- Available records -
*-*-*
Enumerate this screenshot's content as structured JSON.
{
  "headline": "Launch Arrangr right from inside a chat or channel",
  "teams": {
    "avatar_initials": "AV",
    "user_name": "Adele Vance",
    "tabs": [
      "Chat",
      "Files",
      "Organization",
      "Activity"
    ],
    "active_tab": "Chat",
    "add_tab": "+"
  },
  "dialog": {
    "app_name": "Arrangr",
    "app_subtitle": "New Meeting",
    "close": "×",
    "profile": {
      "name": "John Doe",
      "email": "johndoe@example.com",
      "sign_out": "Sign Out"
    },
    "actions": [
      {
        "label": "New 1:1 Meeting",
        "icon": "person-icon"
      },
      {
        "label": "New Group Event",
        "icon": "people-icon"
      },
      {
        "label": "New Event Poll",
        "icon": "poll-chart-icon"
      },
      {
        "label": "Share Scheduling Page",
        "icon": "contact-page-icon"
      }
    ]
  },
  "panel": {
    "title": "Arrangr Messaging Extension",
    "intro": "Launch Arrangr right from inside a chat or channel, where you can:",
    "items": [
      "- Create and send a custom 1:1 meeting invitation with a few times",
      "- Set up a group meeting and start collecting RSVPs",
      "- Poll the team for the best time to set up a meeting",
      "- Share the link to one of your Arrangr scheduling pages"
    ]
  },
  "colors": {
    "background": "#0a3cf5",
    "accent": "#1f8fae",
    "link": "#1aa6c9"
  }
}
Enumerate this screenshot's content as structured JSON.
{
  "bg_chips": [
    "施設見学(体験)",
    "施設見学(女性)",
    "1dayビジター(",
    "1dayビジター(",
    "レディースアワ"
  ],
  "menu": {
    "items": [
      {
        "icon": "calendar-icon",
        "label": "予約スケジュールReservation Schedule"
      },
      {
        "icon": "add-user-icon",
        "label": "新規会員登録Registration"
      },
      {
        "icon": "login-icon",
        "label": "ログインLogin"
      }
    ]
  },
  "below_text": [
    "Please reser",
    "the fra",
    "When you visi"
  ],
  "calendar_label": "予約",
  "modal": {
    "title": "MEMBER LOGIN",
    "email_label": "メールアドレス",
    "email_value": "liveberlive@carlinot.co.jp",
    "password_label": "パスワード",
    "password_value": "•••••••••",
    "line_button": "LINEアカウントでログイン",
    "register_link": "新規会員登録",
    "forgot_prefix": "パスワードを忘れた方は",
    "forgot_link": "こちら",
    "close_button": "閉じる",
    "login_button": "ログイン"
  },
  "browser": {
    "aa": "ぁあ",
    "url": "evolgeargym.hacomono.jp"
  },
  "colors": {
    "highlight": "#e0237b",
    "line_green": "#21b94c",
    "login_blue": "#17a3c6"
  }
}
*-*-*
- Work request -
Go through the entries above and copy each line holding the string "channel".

- Solution to this exercise -
  "headline": "Launch Arrangr right from inside a chat or channel",
    "intro": "Launch Arrangr right from inside a chat or channel, where you can:",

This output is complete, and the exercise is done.